- Task directions: When a line in the entries contains the word "Showroom", copy that line in full.

● ● ● ● ● ● ●

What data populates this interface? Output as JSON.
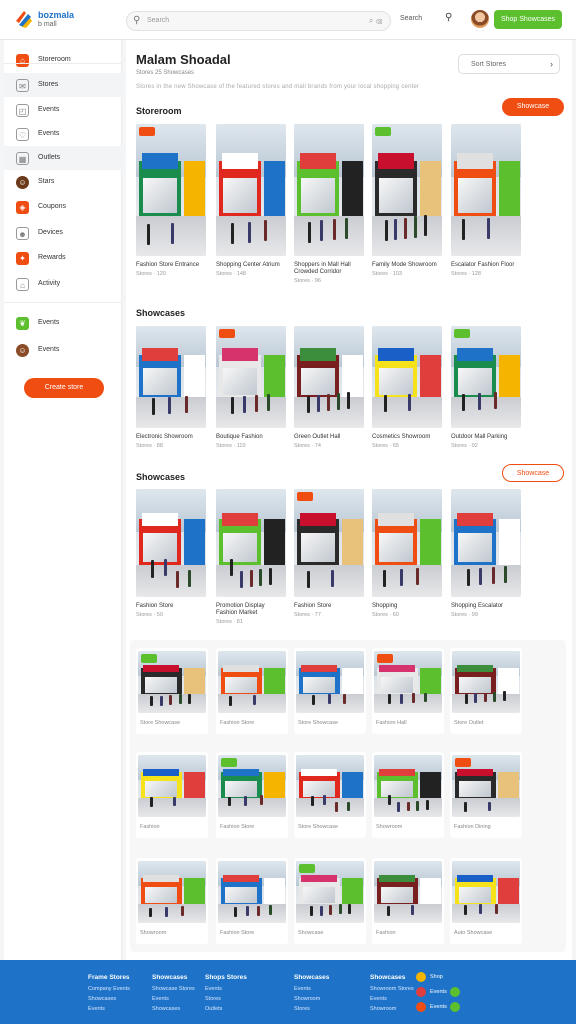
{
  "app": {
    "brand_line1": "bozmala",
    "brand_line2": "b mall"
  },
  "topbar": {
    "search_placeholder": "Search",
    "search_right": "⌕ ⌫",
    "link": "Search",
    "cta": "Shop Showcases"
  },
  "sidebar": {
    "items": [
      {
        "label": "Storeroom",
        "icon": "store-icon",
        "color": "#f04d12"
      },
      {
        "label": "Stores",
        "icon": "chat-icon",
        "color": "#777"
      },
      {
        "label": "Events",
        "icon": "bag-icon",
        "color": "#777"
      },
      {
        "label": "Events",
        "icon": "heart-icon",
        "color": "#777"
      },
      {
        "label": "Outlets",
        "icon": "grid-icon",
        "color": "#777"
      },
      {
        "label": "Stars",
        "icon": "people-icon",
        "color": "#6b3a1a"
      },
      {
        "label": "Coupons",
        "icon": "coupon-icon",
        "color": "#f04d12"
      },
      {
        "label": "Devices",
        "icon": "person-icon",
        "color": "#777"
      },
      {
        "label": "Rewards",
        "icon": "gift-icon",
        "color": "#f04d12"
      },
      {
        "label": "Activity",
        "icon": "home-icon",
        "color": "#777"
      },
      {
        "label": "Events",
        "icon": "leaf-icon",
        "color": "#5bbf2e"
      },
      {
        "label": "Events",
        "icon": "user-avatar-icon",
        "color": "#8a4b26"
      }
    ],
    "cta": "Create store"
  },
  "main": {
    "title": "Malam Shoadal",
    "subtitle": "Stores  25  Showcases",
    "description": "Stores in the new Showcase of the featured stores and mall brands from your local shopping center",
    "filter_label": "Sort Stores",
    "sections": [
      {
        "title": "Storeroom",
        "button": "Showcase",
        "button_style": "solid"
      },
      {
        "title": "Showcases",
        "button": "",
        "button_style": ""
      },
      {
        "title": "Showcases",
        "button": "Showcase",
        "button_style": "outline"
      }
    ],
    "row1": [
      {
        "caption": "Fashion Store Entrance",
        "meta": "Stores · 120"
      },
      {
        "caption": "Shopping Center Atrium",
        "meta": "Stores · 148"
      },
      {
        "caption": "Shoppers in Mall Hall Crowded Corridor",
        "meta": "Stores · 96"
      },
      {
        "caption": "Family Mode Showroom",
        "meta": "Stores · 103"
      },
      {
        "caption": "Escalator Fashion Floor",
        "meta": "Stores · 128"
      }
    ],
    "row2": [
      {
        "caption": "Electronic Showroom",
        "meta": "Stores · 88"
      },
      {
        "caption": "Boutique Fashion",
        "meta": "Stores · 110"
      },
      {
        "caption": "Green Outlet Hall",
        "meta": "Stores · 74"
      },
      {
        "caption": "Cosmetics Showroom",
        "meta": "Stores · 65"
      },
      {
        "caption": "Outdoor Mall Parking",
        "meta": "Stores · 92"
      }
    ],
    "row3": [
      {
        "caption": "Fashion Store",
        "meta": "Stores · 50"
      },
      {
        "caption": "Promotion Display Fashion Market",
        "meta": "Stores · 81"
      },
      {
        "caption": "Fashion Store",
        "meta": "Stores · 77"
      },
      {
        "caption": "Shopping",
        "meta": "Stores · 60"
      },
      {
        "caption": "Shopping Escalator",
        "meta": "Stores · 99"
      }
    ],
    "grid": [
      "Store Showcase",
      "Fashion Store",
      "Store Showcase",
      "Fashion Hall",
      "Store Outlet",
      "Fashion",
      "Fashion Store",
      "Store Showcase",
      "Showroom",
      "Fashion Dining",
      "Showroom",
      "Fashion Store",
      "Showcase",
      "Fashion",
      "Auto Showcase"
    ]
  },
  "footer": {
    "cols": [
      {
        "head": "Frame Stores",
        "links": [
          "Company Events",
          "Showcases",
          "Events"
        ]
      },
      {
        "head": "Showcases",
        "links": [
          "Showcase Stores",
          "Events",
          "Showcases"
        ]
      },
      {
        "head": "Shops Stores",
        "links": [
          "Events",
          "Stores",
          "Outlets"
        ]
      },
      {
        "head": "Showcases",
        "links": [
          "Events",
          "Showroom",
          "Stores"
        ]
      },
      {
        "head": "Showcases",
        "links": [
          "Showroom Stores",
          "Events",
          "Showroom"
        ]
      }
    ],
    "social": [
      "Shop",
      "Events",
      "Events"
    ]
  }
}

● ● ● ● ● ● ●

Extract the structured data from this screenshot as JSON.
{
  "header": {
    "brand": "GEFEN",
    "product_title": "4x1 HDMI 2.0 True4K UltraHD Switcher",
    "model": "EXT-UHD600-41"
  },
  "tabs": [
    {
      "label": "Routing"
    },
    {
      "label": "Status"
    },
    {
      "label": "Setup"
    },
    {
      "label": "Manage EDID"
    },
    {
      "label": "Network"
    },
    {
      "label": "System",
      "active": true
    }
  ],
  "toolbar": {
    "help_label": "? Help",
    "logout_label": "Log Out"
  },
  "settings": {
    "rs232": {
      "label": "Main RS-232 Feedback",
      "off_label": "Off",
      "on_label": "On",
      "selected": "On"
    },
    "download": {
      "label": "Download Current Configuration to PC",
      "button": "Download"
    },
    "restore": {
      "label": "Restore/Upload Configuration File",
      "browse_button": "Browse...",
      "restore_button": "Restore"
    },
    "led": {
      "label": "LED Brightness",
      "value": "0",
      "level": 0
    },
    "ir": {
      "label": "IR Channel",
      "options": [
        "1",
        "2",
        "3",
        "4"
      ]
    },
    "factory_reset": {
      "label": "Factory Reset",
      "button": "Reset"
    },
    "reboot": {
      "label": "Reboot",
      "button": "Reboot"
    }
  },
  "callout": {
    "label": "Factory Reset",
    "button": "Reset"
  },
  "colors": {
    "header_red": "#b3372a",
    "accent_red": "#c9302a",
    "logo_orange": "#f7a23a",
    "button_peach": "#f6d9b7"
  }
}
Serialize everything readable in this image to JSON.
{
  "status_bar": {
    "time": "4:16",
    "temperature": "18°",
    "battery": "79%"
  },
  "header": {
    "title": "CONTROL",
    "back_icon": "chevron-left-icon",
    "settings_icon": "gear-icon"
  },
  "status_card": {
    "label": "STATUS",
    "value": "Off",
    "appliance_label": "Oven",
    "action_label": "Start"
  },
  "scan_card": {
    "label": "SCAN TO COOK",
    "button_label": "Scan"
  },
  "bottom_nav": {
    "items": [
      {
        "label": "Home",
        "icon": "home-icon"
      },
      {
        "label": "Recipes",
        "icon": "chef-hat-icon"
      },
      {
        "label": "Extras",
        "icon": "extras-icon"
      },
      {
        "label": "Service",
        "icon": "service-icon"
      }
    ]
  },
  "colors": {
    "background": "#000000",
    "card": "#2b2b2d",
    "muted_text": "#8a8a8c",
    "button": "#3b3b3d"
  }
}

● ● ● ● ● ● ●

- Written reply:
        "caption": "Family Mode Showroom",
        "caption": "Electronic Showroom",
        "caption": "Cosmetics Showroom",
      "Showroom",
      "Showroom",
          "Showroom",
          "Showroom Stores",
          "Showroom"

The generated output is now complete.